Chase PEOPLE: those who will make you better from the inside, out. A few years ago, I had the chance to leave the Red Sox for a higher profile job and a bigger salary. Had I been presented with this opportunity ten years prior, I would have signed on the dotted line before the offer was made because money and status were my compasses. Luckily, my new compass points to people. I realized that I wasn’t ready to leave the people with the Red Sox, who gave me a second life in the game. Turning that “better” job down was one of the best decisions I have ever made.

Chase PROCESS: when you work with the belief and the effort that you never arrive, one day, you will. Every Minor Leaguer wants to have a long Major League career, while every hitter wants to get a hit whenever they step foot in the box, and every pitcher dreams of throwing an immaculate inning, striking out the side on nine straight pitches. It’s easy to chase those results. But when people learn what exactly goes into those results and focus on controlling the things that they can control, the results they want often take care of themselves.

Chase AUTHENTICITY: surrounding yourself with real people helps you learn that you don’t have to be fake. Throughout life, we all go through insecurities. That same self-doubt is all over the place on baseball fields everywhere. “Am I good enough?” “Why can’t I break the lineup.” I don’t throw hard enough.” We all have our own unique gifts, both on and off the field. When we truly appreciate and embrace what those gifts are and stop yearning for what are don’t, we are in a far better position to find success by simply being who we are and doing what we do, both on and off the field.
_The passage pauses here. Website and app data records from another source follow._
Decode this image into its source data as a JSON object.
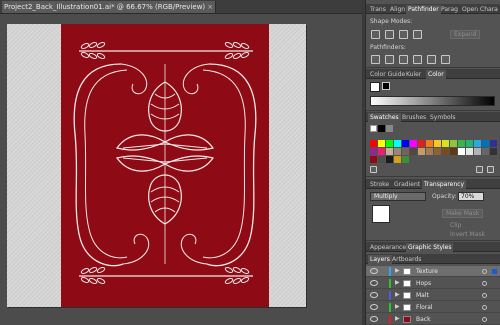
{
  "document": {
    "tab_title": "Project2_Back_Illustration01.ai* @ 66.67% (RGB/Preview)",
    "close_glyph": "×"
  },
  "colors": {
    "red_panel": "#8e0a14",
    "ornament": "#f4e9e9",
    "layer_colors": [
      "#29a8ff",
      "#2fbf2f",
      "#5a55e6",
      "#26c726",
      "#e02020"
    ]
  },
  "dock": {
    "top_tabs": [
      "Trans",
      "Align",
      "Pathfinder",
      "Parag",
      "Open",
      "Chara"
    ],
    "shape_modes_label": "Shape Modes:",
    "expand_label": "Expand",
    "pathfinders_label": "Pathfinders:",
    "color_tabs": [
      "Color Guide",
      "Kuler",
      "Color"
    ],
    "swatch_tabs": [
      "Swatches",
      "Brushes",
      "Symbols"
    ],
    "stroke_tabs": [
      "Stroke",
      "Gradient",
      "Transparency"
    ],
    "blend_mode": "Multiply",
    "opacity_label": "Opacity:",
    "opacity_value": "70%",
    "make_mask_label": "Make Mask",
    "clip_label": "Clip",
    "invert_mask_label": "Invert Mask",
    "appearance_tabs": [
      "Appearance",
      "Graphic Styles"
    ],
    "layers_tabs": [
      "Layers",
      "Artboards"
    ]
  },
  "layers": [
    {
      "name": "Texture",
      "selected": true
    },
    {
      "name": "Hops",
      "selected": false
    },
    {
      "name": "Malt",
      "selected": false
    },
    {
      "name": "Floral",
      "selected": false
    },
    {
      "name": "Back",
      "selected": false
    }
  ]
}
Chase GROWTH: the smartest guy in the room is the one who doesn’t know a thing. When I first started coaching in 2006, I was the dumbest guy in the room because I knew it all. Once I began to understand what I, in fact, did not understand, I was able to transform myself as a coach and continue to chase knowledge every day, in some way, shape, or form. A player who chases growth welcomes their small wins but quickly moves on to their next challenge. What does that player’s progress look like after a week, a month, a season, or a career? They are the epitome of the compound effect of simply trying to get one percent better every day.

There is nothing wrong with wanting to be great. In fact, this world is in desperate need of people with great aspirations. Greatness won’t come overnight, and it surely won’t come from running in the wrong direction. But once you understand exactly what to chase, you can’t help but reach that greatness, no matter what it may look like.



Darren Fenster is currently the Minor League Outfield and Baserunning Coordinator for the Boston Red Sox. Previously, Fenster was the Manager of the Portland Sea Dogs, the Double-A affiliate of the Boston Red Sox. A former player in the Kansas City Royals minor league system, Fenster joined the Red Sox organization in 2012 after filling various roles on the Rutgers University Baseball staff, where he was a two-time All-American for the Scarlet Knights. Fenster is also Founder and CEO of Coaching Your Kids, LLC, and can be found on Twitter @CoachYourKids.